:: Collected data ::
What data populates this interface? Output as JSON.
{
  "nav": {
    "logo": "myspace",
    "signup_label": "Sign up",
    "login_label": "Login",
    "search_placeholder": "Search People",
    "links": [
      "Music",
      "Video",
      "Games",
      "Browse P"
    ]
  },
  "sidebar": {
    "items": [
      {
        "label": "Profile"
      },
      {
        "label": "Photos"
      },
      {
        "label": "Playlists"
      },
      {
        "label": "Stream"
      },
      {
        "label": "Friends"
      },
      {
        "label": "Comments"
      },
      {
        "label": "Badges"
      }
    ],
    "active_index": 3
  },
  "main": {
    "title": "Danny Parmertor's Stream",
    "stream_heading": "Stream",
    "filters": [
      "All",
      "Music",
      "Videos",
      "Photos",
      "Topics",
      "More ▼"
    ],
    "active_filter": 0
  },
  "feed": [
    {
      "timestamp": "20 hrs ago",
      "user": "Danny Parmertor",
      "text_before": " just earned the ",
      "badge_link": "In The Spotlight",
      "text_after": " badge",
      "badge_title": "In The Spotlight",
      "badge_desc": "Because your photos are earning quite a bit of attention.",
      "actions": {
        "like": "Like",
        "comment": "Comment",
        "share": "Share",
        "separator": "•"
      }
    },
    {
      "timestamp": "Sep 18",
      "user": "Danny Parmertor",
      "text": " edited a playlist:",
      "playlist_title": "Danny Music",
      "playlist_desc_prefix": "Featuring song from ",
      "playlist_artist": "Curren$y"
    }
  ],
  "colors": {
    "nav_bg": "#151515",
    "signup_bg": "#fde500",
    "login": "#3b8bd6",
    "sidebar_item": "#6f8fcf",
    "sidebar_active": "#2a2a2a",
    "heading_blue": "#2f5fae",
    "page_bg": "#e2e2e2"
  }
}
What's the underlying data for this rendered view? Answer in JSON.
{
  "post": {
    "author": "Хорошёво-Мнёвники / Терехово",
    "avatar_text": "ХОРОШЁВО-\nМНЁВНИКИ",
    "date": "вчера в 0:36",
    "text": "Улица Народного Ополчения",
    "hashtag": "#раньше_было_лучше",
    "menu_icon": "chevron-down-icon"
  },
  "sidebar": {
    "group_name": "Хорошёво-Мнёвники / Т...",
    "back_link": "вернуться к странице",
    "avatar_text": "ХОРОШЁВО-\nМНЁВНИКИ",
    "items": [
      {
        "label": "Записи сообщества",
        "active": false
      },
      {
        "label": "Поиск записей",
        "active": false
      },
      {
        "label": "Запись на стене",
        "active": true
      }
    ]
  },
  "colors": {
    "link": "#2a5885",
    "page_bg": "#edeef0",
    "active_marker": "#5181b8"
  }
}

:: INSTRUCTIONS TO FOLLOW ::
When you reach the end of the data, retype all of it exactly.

:: TASK ANSWER ::
What data populates this interface? Output as JSON.
{
  "nav": {
    "logo": "myspace",
    "signup_label": "Sign up",
    "login_label": "Login",
    "search_placeholder": "Search People",
    "links": [
      "Music",
      "Video",
      "Games",
      "Browse P"
    ]
  },
  "sidebar": {
    "items": [
      {
        "label": "Profile"
      },
      {
        "label": "Photos"
      },
      {
        "label": "Playlists"
      },
      {
        "label": "Stream"
      },
      {
        "label": "Friends"
      },
      {
        "label": "Comments"
      },
      {
        "label": "Badges"
      }
    ],
    "active_index": 3
  },
  "main": {
    "title": "Danny Parmertor's Stream",
    "stream_heading": "Stream",
    "filters": [
      "All",
      "Music",
      "Videos",
      "Photos",
      "Topics",
      "More ▼"
    ],
    "active_filter": 0
  },
  "feed": [
    {
      "timestamp": "20 hrs ago",
      "user": "Danny Parmertor",
      "text_before": " just earned the ",
      "badge_link": "In The Spotlight",
      "text_after": " badge",
      "badge_title": "In The Spotlight",
      "badge_desc": "Because your photos are earning quite a bit of attention.",
      "actions": {
        "like": "Like",
        "comment": "Comment",
        "share": "Share",
        "separator": "•"
      }
    },
    {
      "timestamp": "Sep 18",
      "user": "Danny Parmertor",
      "text": " edited a playlist:",
      "playlist_title": "Danny Music",
      "playlist_desc_prefix": "Featuring song from ",
      "playlist_artist": "Curren$y"
    }
  ],
  "colors": {
    "nav_bg": "#151515",
    "signup_bg": "#fde500",
    "login": "#3b8bd6",
    "sidebar_item": "#6f8fcf",
    "sidebar_active": "#2a2a2a",
    "heading_blue": "#2f5fae",
    "page_bg": "#e2e2e2"
  }
}
What's the underlying data for this rendered view? Answer in JSON.
{
  "post": {
    "author": "Хорошёво-Мнёвники / Терехово",
    "avatar_text": "ХОРОШЁВО-\nМНЁВНИКИ",
    "date": "вчера в 0:36",
    "text": "Улица Народного Ополчения",
    "hashtag": "#раньше_было_лучше",
    "menu_icon": "chevron-down-icon"
  },
  "sidebar": {
    "group_name": "Хорошёво-Мнёвники / Т...",
    "back_link": "вернуться к странице",
    "avatar_text": "ХОРОШЁВО-\nМНЁВНИКИ",
    "items": [
      {
        "label": "Записи сообщества",
        "active": false
      },
      {
        "label": "Поиск записей",
        "active": false
      },
      {
        "label": "Запись на стене",
        "active": true
      }
    ]
  },
  "colors": {
    "link": "#2a5885",
    "page_bg": "#edeef0",
    "active_marker": "#5181b8"
  }
}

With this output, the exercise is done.